The great thing about this granola is that you put it in the oven for 6-8 hours and forget it. Go to work, go to sleep; it will be there when you get back to it. When you walk in the door, or get out of bed, the house will smell amazing! Your stomach will begin to growl, and you might just decide to have a bowl of it right then before it has had much of a chance to cool off.
10 c. rolled oats (not quick or instant oats)
1 c. unsweetened shredded coconut
1 1/2 c. walnuts, pecans, cashews, or your favorite nut to find in granola
1/2 c. juice (apple, white grape, or another gently-flavored juice that blends well with pumpkin)
1 14-16 oz. can of pumpkin puree (1 1/2 c. if you are using a pumpkin cooked from scratch)
1/2 c. real maple syrup

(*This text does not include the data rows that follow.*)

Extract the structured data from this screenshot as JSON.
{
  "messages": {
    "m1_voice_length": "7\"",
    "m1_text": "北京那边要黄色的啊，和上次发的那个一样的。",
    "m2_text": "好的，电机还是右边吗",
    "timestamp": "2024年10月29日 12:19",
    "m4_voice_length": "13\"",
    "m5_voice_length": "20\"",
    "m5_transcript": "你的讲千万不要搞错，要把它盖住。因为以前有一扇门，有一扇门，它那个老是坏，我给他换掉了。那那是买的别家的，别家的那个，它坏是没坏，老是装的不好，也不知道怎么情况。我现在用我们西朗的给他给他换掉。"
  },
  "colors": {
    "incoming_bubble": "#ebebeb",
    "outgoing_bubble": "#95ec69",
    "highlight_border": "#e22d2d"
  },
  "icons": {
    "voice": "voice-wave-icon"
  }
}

1/2 c. demerara sugar, raw sugar, or brown sugar
1/4 c. coconut oil, melted
1 T. vanilla (or more if you like)
1 1/2 tsp. salt
1 – 1 1/2 tsp. cinnamon
1 – 1 1/2 tsp. pumpkin pie spice
Break nuts into pieces – whatever size you like to chew in your granola. I break a walnut half into about 4 pieces, roughly. In a large bowl, mix oats, coconut, and broken nuts. In a separate bowl, whisk the remaining ingredients. Pour pumpkin mixture over the dry ingredients and mix until well coated.
Spread evenly onto 2 large cookie sheets. (I really need to get another stoneware baking sheet. It works incredibly well here.) Put on racks in oven and set it to “warm” or 175°. Bake for 6-8 hours. (Note: I have allowed a similar granola to bake for as long as 12 hours before, but it does get very, very crunchy. If you choose 6 hours, it will be moist enough that you should store it in a cold location if you won’t finish it in a week.) Place on cooling racks. Store in an airtight container only once it has completely cooled down. What you eat before that is up to you! 😉
I love “chicken” potpies…but I never take the time to make them ~ and they are much too expensive to buy if I want to fill up my hungry hordes. This tastes like the inside of a potpie in thick, creamy soup form. If I had more time before I had to rush out the door for a meeting, I would probably try to make some kind of dumplings for the top of this, or serve it with biscuits.
This is the perfect place to use those crumbs of soy curls from the bottom of the bags or box that you buy. Since I get a 12-lb. bulk box, I get plenty of those crumbs. I put them in ziplock freezer bags to save them until I’m ready to use them. You could use any very small pieces of the soy curls for this, but I like the crumbs best. It has a very satisfying chewiness with them.
This soup actually happened because I had some mushrooms languishing in the refrigerator that had to be used. My boys are sick and not very hungry and I thought soup would tempt their appetite. However, if they aren’t interested, I am more than happy to eat this myself! I hope there is some left when I get home from my meeting. 🙂
(Note: I came down with the flu my boys had the day after making this recipe. Nobody felt up to eating it, or taking pictures of it. In an effort to get a recipe up and out to you, I am posting it without a picture.)
Finely chop the onion and then the mushrooms in a food processor. Saute them in olive and/or coconut oil for several minutes until they are softened. Stir in the garlic and saute for another minute or so. Add remaining 5 cups of water and frozen veggies to the onion/mushroom mixture, bringing it to a boil. Allow it to simmer while blending 3 c. warm water with cashews, tofu, cornstarch, Bragg’s, onion powder, garlic powder, salt, and chicken-style seasoning. Stir into the vegetables. Stir constantly until it thickens. If using the optional soy curl crumbs, stir them in now. Turn the heat down and let simmer for 10 minutes or until the veggies are tender.